Ask anyone to name the most famous tune from any opera and it is quite likely that the answer will be Offenbach's Infernal Gallop, better known as the Can-Can. You only have to hear it to see the swirling petticoats and feel the exhilarating atmosphere of Paris at its most daring and risque.
White Horse Opera's latest production entered this liberated world, where wine, women and song rule the day. Offenbach's greatest operetta is delightfully naughty and pokes irreverent fun at two of the cornerstones of French society, its culture and its politics.
This fun can still be enjoyed today, as we follow the escapades of the very unholy Greek gods who are determined to spice up their dreary lives. At the centre of the mayhem is the gorgeous Eurydice, whose zest for life makes her reject her boring husband Orpheus and welcome the advances of both Jupiter and Pluto.
Offenbach tells his tale with panache and wit and produces a tireless succession of ravishing and foot-tapping melodies to accompany it.
White Horse Opera's production was suitably racy and featured an array of singers who are well-known to its regular audiences.
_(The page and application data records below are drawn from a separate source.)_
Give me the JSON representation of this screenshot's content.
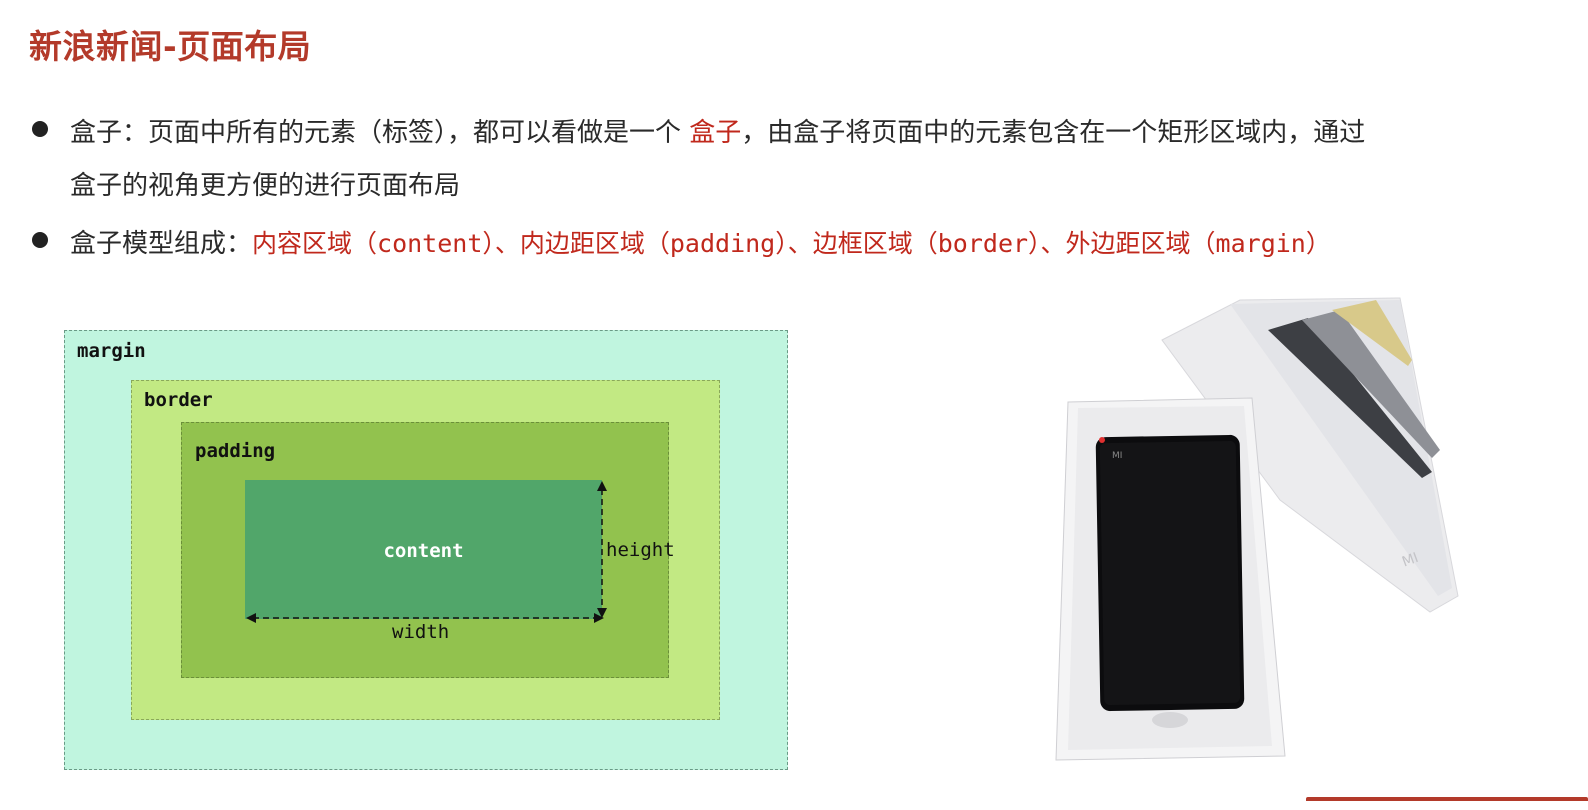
{
  "title": "新浪新闻-页面布局",
  "bullets": [
    {
      "line1_prefix": "盒子：页面中所有的元素（标签），都可以看做是一个 ",
      "line1_highlight": "盒子",
      "line1_suffix": "，由盒子将页面中的元素包含在一个矩形区域内，通过",
      "line2": "盒子的视角更方便的进行页面布局"
    },
    {
      "prefix": "盒子模型组成：",
      "highlight": "内容区域（content）、内边距区域（padding）、边框区域（border）、外边距区域（margin）"
    }
  ],
  "diagram": {
    "margin_label": "margin",
    "border_label": "border",
    "padding_label": "padding",
    "content_label": "content",
    "width_label": "width",
    "height_label": "height"
  },
  "photo": {
    "logo_text": "MI"
  },
  "colors": {
    "title": "#b33a2a",
    "highlight": "#c0281c",
    "margin": "#c0f5df",
    "border": "#c2e983",
    "padding": "#92c24e",
    "content": "#51a66a"
  }
}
Rebecca Hiller [Eurydice] and Neil Kirkman [Jupiter] both made a strong impact in last year's Sonnambula, and Tom Magnone and Alexandra Denman make a welcome return to the company to play Orpheus and his severe guide Public Opinion. The production was conducted by our resident Musical Director Arne Kovac and directed by Chrissie Higgs, who staged the recent successful tour of The Pirates of Penzance.